PRESIDENT Clinton's proposed new taxes would harm the competitiveness of the United States chemical industry, the country's leading exporter, at a time of relentless challenge in the global marketplace, industry spokesmen warn.
"We're by no means invulnerable," says Allen Lenz, an economist with the Chemical Manufacturers Association (CMA). "We've been a very significant contributor to the US trade balance. But competition gets tougher every year."
Consumers are generally oblivious of the chemical trade that employs 1.1 million Americans and provides the raw materials for spandex jogging clothes, nylon toothbrush bristles, and plastic mobile telephones.
Yet chemicals were a $1.2 trillion industry worldwide in 1991, the CMA notes. The US led output with $285 billion in sales, followed by Japan with $165 billion.
Although growth has slowed , the US chemical industry still betters the Gross Domestic Product by 1.25 percentage points.
Last year US exports of chemicals rose to a record $44 billion. But imports rose even faster, causing 1991's surplus of $18.8 billion to shrink to $16.3 billion, Mr. Lenz says. The US lost ground in seven of the nine major chemical groups, including the three largest: basic petrochemicals, agricultural, and plastics.
"Prices are set by global supply and demand. A relatively small movement can have significant implications for the industry's export position," Lenz says.
Every industrialized country has its own chemical industry, and every developing country wants one, because chemicals are the foundation of other manufacturing industries. Even countries which lack oil and gas resources, like Taiwan and South Korea, are getting into chemicals, Lenz says.
"Global competitiveness is a top issue for us," notes Matt Davis, a spokesman for the Dow Chemical Company, the nation's second-largest chemical manufacturer. "Anything that impacts our ability as a US-based company to compete is going to have repercussions around the world."
That is why the US chemical industry is wary of Mr. Clinton's proposed tax on energy consumption. Under the tax, users would pay 25.7 cents per million British thermal units on their coal and natural gas, and 59 cents per million Btu on their crude oil.

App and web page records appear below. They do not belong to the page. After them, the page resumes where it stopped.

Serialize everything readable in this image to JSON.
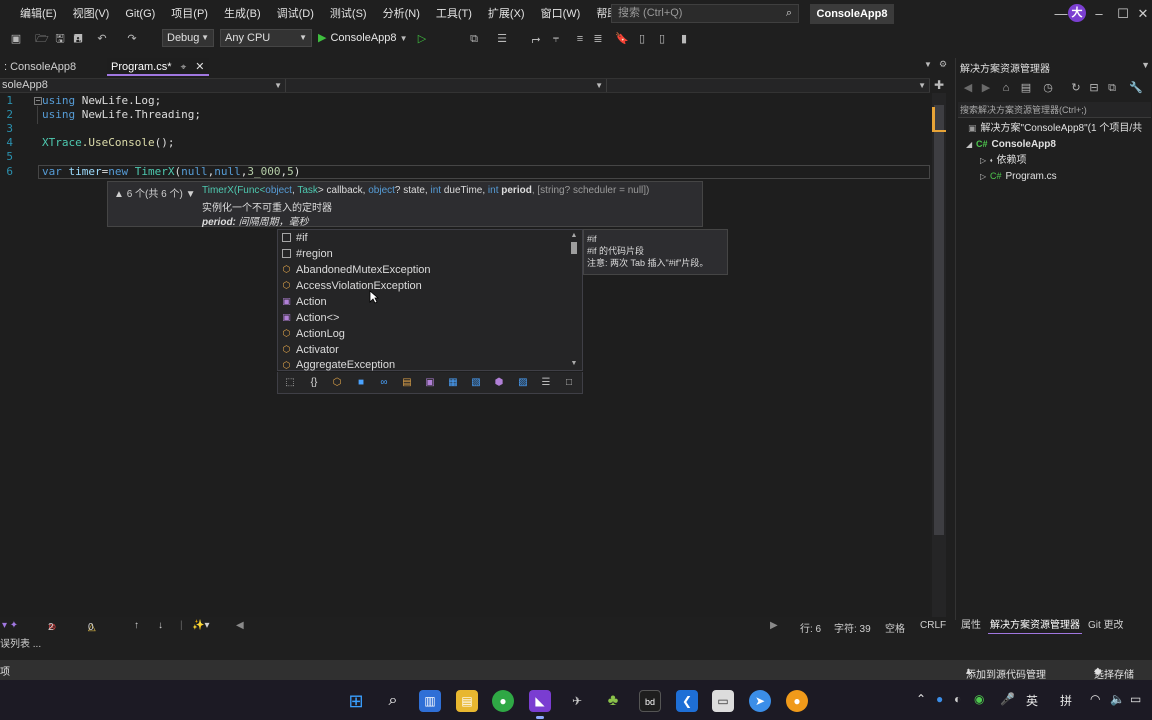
{
  "menu": {
    "items": [
      "编辑(E)",
      "视图(V)",
      "Git(G)",
      "项目(P)",
      "生成(B)",
      "调试(D)",
      "测试(S)",
      "分析(N)",
      "工具(T)",
      "扩展(X)",
      "窗口(W)",
      "帮助(H)"
    ],
    "search_placeholder": "搜索 (Ctrl+Q)",
    "solution_name": "ConsoleApp8",
    "user_initial": "大"
  },
  "toolbar": {
    "config": "Debug",
    "platform": "Any CPU",
    "run_target": "ConsoleApp8"
  },
  "tabs": [
    {
      "label": ": ConsoleApp8"
    },
    {
      "label": "Program.cs*"
    }
  ],
  "navbar": {
    "project": "soleApp8"
  },
  "editor": {
    "line_numbers": [
      "1",
      "2",
      "3",
      "4",
      "5",
      "6"
    ],
    "lines": {
      "l1_kw": "using",
      "l1_ns": " NewLife.Log;",
      "l2_kw": "using",
      "l2_ns": " NewLife.Threading;",
      "l4_type": "XTrace",
      "l4_method": ".UseConsole",
      "l4_rest": "();",
      "l6_var": "var",
      "l6_name": " timer",
      "l6_eq": "=",
      "l6_new": "new",
      "l6_type": " TimerX",
      "l6_args_a": "(",
      "l6_null1": "null",
      "l6_comma1": ",",
      "l6_null2": "null",
      "l6_comma2": ",",
      "l6_num1": "3_000",
      "l6_comma3": ",",
      "l6_num2": "5",
      "l6_close": ")"
    }
  },
  "signature_help": {
    "counter": "6 个(共 6 个)",
    "sig_type": "TimerX",
    "sig_open": "(Func<",
    "sig_object": "object",
    "sig_comma": ", ",
    "sig_task": "Task",
    "sig_close": "> callback, ",
    "sig_object2": "object",
    "sig_state": "? state, ",
    "sig_int": "int",
    "sig_due": " dueTime, ",
    "sig_int2": "int",
    "sig_period": " period",
    "sig_opt": ", [string? scheduler = null])",
    "description": "实例化一个不可重入的定时器",
    "param_name": "period:",
    "param_desc": " 间隔周期，毫秒"
  },
  "completion": {
    "items": [
      {
        "label": "#if",
        "icon": "snippet-icon"
      },
      {
        "label": "#region",
        "icon": "snippet-icon"
      },
      {
        "label": "AbandonedMutexException",
        "icon": "class-icon"
      },
      {
        "label": "AccessViolationException",
        "icon": "class-icon"
      },
      {
        "label": "Action",
        "icon": "delegate-icon"
      },
      {
        "label": "Action<>",
        "icon": "delegate-icon"
      },
      {
        "label": "ActionLog",
        "icon": "class-icon"
      },
      {
        "label": "Activator",
        "icon": "class-icon"
      },
      {
        "label": "AggregateException",
        "icon": "class-icon"
      }
    ],
    "tooltip": {
      "title": "#if",
      "desc": "#if 的代码片段",
      "note": "注意: 两次 Tab 插入\"#if\"片段。"
    }
  },
  "solution_explorer": {
    "title": "解决方案资源管理器",
    "search_placeholder": "搜索解决方案资源管理器(Ctrl+;)",
    "solution_row": "解决方案\"ConsoleApp8\"(1 个项目/共",
    "project_row": "ConsoleApp8",
    "deps_row": "依赖项",
    "file_row": "Program.cs"
  },
  "bottom_tabs": [
    "属性",
    "解决方案资源管理器",
    "Git 更改"
  ],
  "editor_status": {
    "errors": "2",
    "warnings": "0",
    "line": "行: 6",
    "col": "字符: 39",
    "spaces": "空格",
    "eol": "CRLF"
  },
  "error_list_label": "误列表 ...",
  "statusbar": {
    "left": "项",
    "source_control": "添加到源代码管理",
    "repo": "选择存储"
  },
  "taskbar": {
    "ime_lang": "英",
    "ime_mode": "拼"
  },
  "colors": {
    "accent": "#a077e0",
    "keyword": "#569cd6",
    "type": "#4ec9b0",
    "number": "#b5cea8"
  }
}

The chemical industry is the nation's largest user of energy resources, consuming 7 percent of the total. The industry uses about half the oil and gas it needs as feedstock, which it transforms into chemicals. That portion would be exempt from the tax.
However, the industry's annual $10.2 billion fuel bill would rise by $1.2 billion, the CMA estimates. Lenz calls that "a fair-sized hit."
"There needs to be an exemption for industrial fuels, or else our operations are going to become much less competitive with foreign companies," says Tom Mueller, a spokesman for Amoco Corporation.
Clinton's proposal to increase the corporate tax would add a separate burden to the chemical industry of up to $500 million annually, Lenz says.
"We sometimes make these initiatives as if we were still dominant in world manufactures trade as we were 20 years ago," Lenz says. "Some tax law or policy change that alters the cost of producing goods in the United States a relatively small percentage may now have a very significant impact [on exports]."
Lenz says the extra burden from the tax means some US companies will not be able to compete, and others will have to move production overseas. The new taxes, the CMA says, would mean 3 percent less growth in output by the year 2000, and creation of 9,900 fewer direct jobs and 8,300 indirect jobs.
Steve Smith, a spokesman for the American Institute of Chemical Engineers, notes that the industry has been good to work for. The AIChE's 56,000 members earned a median salary of $59,700 in 1992 and experienced only 2.1 percent unemployment.